Each line of the records containing "this" is to be copied out and returned.

Dataset rows describing interfaces
################

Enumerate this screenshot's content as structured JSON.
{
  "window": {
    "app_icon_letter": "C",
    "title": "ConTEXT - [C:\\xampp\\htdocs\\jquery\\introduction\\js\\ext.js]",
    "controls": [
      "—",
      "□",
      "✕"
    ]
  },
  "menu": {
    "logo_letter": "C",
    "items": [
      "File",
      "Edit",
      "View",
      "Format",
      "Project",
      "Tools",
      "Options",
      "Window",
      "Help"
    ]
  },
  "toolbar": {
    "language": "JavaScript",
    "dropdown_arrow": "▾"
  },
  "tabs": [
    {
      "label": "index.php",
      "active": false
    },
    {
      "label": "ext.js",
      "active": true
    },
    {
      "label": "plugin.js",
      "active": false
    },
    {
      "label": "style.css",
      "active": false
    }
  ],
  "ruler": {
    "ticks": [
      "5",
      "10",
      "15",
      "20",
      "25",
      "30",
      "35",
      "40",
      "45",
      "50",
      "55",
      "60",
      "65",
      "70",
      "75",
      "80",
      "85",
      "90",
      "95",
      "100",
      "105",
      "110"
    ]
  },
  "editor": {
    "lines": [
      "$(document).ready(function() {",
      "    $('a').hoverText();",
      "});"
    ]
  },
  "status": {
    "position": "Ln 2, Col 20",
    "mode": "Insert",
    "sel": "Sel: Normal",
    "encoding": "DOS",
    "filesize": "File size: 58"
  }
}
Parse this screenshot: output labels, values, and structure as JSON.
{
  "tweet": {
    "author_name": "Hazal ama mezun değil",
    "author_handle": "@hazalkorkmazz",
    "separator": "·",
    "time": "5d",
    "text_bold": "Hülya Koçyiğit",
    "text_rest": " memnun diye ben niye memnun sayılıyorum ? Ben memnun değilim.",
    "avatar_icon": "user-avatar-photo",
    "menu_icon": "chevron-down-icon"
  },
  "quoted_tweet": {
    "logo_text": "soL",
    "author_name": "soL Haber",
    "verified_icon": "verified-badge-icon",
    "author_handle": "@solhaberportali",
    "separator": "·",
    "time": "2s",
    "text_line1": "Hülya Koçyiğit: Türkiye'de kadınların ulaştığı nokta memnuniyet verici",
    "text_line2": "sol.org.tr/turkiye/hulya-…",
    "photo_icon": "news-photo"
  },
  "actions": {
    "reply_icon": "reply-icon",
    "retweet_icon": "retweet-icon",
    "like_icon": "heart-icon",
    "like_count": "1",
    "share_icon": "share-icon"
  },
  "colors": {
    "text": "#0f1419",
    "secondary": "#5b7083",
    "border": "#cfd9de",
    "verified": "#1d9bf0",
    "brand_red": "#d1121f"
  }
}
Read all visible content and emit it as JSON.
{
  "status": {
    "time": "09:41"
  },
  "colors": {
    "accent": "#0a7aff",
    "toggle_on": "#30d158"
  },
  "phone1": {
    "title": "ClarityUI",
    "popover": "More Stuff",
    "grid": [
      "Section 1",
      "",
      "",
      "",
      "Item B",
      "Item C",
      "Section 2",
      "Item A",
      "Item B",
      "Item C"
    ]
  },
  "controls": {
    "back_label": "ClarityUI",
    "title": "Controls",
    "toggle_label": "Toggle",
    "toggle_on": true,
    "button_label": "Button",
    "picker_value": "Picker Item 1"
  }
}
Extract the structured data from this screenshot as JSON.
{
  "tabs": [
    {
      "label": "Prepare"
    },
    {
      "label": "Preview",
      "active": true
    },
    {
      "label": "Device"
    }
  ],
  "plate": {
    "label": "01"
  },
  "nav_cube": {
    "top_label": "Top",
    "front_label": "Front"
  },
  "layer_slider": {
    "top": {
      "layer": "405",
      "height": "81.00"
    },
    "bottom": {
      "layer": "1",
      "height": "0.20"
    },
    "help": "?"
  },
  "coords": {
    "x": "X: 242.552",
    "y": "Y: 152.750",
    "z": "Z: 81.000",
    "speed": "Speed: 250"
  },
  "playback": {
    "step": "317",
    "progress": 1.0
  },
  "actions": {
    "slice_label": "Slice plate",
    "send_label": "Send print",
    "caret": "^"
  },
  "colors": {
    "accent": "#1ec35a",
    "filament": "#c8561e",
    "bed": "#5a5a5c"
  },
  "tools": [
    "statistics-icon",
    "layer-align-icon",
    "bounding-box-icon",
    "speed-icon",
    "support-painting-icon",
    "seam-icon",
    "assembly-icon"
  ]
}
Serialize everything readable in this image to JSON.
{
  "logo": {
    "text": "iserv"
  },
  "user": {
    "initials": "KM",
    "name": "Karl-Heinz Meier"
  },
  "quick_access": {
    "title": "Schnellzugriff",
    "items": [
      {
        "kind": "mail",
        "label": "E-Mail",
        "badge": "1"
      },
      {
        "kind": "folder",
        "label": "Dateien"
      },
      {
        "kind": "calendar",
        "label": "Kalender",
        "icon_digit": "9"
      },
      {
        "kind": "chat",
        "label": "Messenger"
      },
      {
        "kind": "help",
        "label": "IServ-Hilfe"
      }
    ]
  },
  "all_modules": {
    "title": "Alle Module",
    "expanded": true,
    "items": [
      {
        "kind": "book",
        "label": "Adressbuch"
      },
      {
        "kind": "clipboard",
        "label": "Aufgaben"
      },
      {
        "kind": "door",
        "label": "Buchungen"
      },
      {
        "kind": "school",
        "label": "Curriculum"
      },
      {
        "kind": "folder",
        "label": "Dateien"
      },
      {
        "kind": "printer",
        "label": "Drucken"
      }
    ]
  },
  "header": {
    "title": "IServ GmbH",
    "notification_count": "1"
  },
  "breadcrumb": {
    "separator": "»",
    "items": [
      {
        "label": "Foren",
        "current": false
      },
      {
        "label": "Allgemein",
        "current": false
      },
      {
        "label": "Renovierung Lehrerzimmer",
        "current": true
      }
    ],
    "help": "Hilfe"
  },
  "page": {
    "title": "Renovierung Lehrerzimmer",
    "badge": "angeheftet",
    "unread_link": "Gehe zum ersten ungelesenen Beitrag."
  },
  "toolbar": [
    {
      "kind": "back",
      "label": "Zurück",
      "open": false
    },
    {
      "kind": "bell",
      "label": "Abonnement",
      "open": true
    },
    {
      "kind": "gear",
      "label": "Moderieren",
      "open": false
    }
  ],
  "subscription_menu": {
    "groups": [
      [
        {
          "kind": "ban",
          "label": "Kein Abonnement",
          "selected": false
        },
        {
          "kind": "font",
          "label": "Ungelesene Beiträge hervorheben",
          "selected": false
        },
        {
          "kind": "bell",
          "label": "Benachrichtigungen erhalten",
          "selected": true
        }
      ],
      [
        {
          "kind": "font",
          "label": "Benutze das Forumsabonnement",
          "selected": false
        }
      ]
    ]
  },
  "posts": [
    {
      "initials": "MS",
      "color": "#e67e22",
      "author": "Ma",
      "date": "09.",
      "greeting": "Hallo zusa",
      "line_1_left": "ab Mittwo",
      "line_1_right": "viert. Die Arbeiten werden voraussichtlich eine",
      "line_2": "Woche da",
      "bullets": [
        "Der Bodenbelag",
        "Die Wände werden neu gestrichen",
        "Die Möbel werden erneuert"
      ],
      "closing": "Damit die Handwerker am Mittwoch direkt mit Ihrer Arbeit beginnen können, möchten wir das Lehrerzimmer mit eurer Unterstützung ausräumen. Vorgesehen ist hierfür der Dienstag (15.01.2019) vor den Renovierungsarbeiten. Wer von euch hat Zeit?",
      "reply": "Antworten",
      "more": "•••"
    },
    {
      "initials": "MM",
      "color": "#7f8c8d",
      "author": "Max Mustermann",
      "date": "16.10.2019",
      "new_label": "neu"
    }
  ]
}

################

#### [EXERCISE SOLUTION]
Enumerate this screenshot's content as structured JSON.
Parse this screenshot: output labels, values, and structure as JSON.
Extract the structured data from this screenshot as JSON.
Serialize everything readable in this image to JSON.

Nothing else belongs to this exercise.